■ **Work item**: Every entry that follows should be repeated exactly; drop the images.
== Segment start ==
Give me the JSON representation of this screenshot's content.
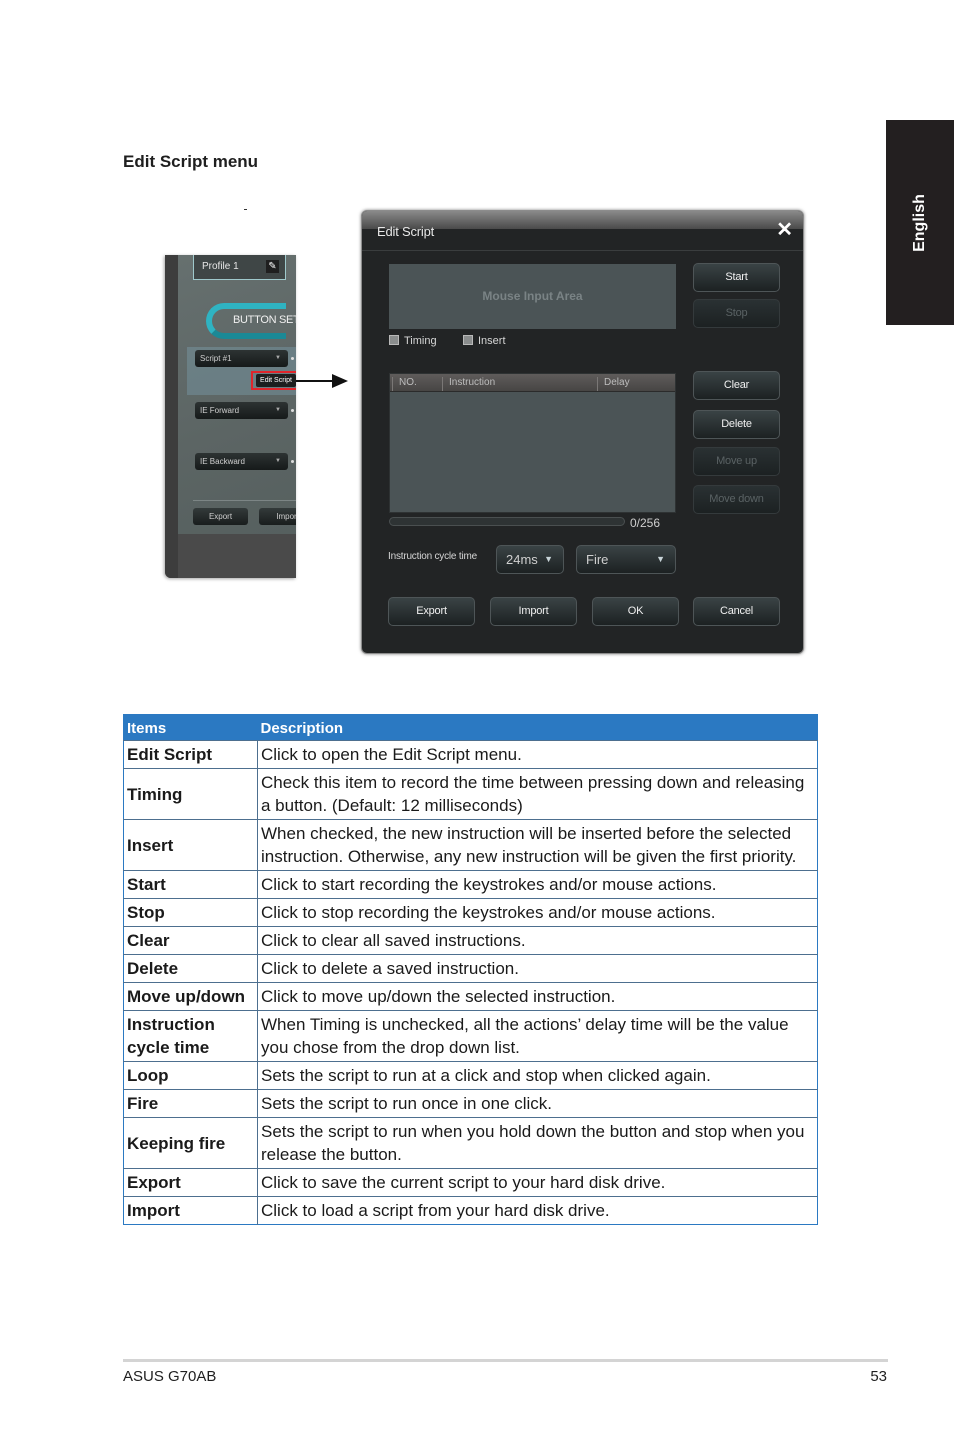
{
  "section_title": "Edit Script menu",
  "language_tab": "English",
  "app_panel": {
    "profile_label": "Profile 1",
    "button_settings_label": "BUTTON SETTIN",
    "dropdowns": [
      "Script #1",
      "IE Forward",
      "IE Backward"
    ],
    "edit_script_button": "Edit Script",
    "bottom_buttons": [
      "Export",
      "Impor"
    ],
    "accent_color": "#2fb3c2",
    "highlight_color": "#e0252b"
  },
  "dialog": {
    "title": "Edit Script",
    "mouse_input_area": "Mouse Input Area",
    "checkboxes": [
      {
        "label": "Timing",
        "checked": false
      },
      {
        "label": "Insert",
        "checked": false
      }
    ],
    "buttons": {
      "start": "Start",
      "stop": "Stop",
      "clear": "Clear",
      "delete": "Delete",
      "move_up": "Move up",
      "move_down": "Move down",
      "export": "Export",
      "import": "Import",
      "ok": "OK",
      "cancel": "Cancel"
    },
    "list_columns": [
      "NO.",
      "Instruction",
      "Delay"
    ],
    "instruction_count": "0/256",
    "progress_fraction": 0,
    "cycle_time_label": "Instruction cycle time",
    "cycle_time_value": "24ms",
    "mode_value": "Fire"
  },
  "table": {
    "headers": [
      "Items",
      "Description"
    ],
    "header_color": "#2b79c2",
    "rows": [
      {
        "item": "Edit Script",
        "desc": "Click to open the Edit Script menu."
      },
      {
        "item": "Timing",
        "desc": "Check this item to record the time between pressing down and releasing a button. (Default: 12 milliseconds)"
      },
      {
        "item": "Insert",
        "desc": "When checked, the new instruction will be inserted before the selected instruction. Otherwise, any new instruction will be given the first priority."
      },
      {
        "item": "Start",
        "desc": "Click to start recording the keystrokes and/or mouse actions."
      },
      {
        "item": "Stop",
        "desc": "Click to stop recording the keystrokes and/or mouse actions."
      },
      {
        "item": "Clear",
        "desc": "Click to clear all saved instructions."
      },
      {
        "item": "Delete",
        "desc": "Click to delete a saved instruction."
      },
      {
        "item": "Move up/down",
        "desc": "Click to move up/down the selected instruction."
      },
      {
        "item": "Instruction cycle time",
        "desc": "When Timing is unchecked, all the actions’ delay time will be the value you chose from the drop down list."
      },
      {
        "item": "Loop",
        "desc": "Sets the script to run at a click and stop when clicked again."
      },
      {
        "item": "Fire",
        "desc": "Sets the script to run once in one click."
      },
      {
        "item": "Keeping fire",
        "desc": "Sets the script to run when you hold down the button and stop when you release the button."
      },
      {
        "item": "Export",
        "desc": "Click to save the current script to your hard disk drive."
      },
      {
        "item": "Import",
        "desc": "Click to load a script from your hard disk drive."
      }
    ]
  },
  "footer": {
    "product": "ASUS G70AB",
    "page_number": "53"
  }
}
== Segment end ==
■ **Answer space**:
Give me the JSON representation of this screenshot's content.
{
  "section_title": "Edit Script menu",
  "language_tab": "English",
  "app_panel": {
    "profile_label": "Profile 1",
    "button_settings_label": "BUTTON SETTIN",
    "dropdowns": [
      "Script #1",
      "IE Forward",
      "IE Backward"
    ],
    "edit_script_button": "Edit Script",
    "bottom_buttons": [
      "Export",
      "Impor"
    ],
    "accent_color": "#2fb3c2",
    "highlight_color": "#e0252b"
  },
  "dialog": {
    "title": "Edit Script",
    "mouse_input_area": "Mouse Input Area",
    "checkboxes": [
      {
        "label": "Timing",
        "checked": false
      },
      {
        "label": "Insert",
        "checked": false
      }
    ],
    "buttons": {
      "start": "Start",
      "stop": "Stop",
      "clear": "Clear",
      "delete": "Delete",
      "move_up": "Move up",
      "move_down": "Move down",
      "export": "Export",
      "import": "Import",
      "ok": "OK",
      "cancel": "Cancel"
    },
    "list_columns": [
      "NO.",
      "Instruction",
      "Delay"
    ],
    "instruction_count": "0/256",
    "progress_fraction": 0,
    "cycle_time_label": "Instruction cycle time",
    "cycle_time_value": "24ms",
    "mode_value": "Fire"
  },
  "table": {
    "headers": [
      "Items",
      "Description"
    ],
    "header_color": "#2b79c2",
    "rows": [
      {
        "item": "Edit Script",
        "desc": "Click to open the Edit Script menu."
      },
      {
        "item": "Timing",
        "desc": "Check this item to record the time between pressing down and releasing a button. (Default: 12 milliseconds)"
      },
      {
        "item": "Insert",
        "desc": "When checked, the new instruction will be inserted before the selected instruction. Otherwise, any new instruction will be given the first priority."
      },
      {
        "item": "Start",
        "desc": "Click to start recording the keystrokes and/or mouse actions."
      },
      {
        "item": "Stop",
        "desc": "Click to stop recording the keystrokes and/or mouse actions."
      },
      {
        "item": "Clear",
        "desc": "Click to clear all saved instructions."
      },
      {
        "item": "Delete",
        "desc": "Click to delete a saved instruction."
      },
      {
        "item": "Move up/down",
        "desc": "Click to move up/down the selected instruction."
      },
      {
        "item": "Instruction cycle time",
        "desc": "When Timing is unchecked, all the actions’ delay time will be the value you chose from the drop down list."
      },
      {
        "item": "Loop",
        "desc": "Sets the script to run at a click and stop when clicked again."
      },
      {
        "item": "Fire",
        "desc": "Sets the script to run once in one click."
      },
      {
        "item": "Keeping fire",
        "desc": "Sets the script to run when you hold down the button and stop when you release the button."
      },
      {
        "item": "Export",
        "desc": "Click to save the current script to your hard disk drive."
      },
      {
        "item": "Import",
        "desc": "Click to load a script from your hard disk drive."
      }
    ]
  },
  "footer": {
    "product": "ASUS G70AB",
    "page_number": "53"
  }
}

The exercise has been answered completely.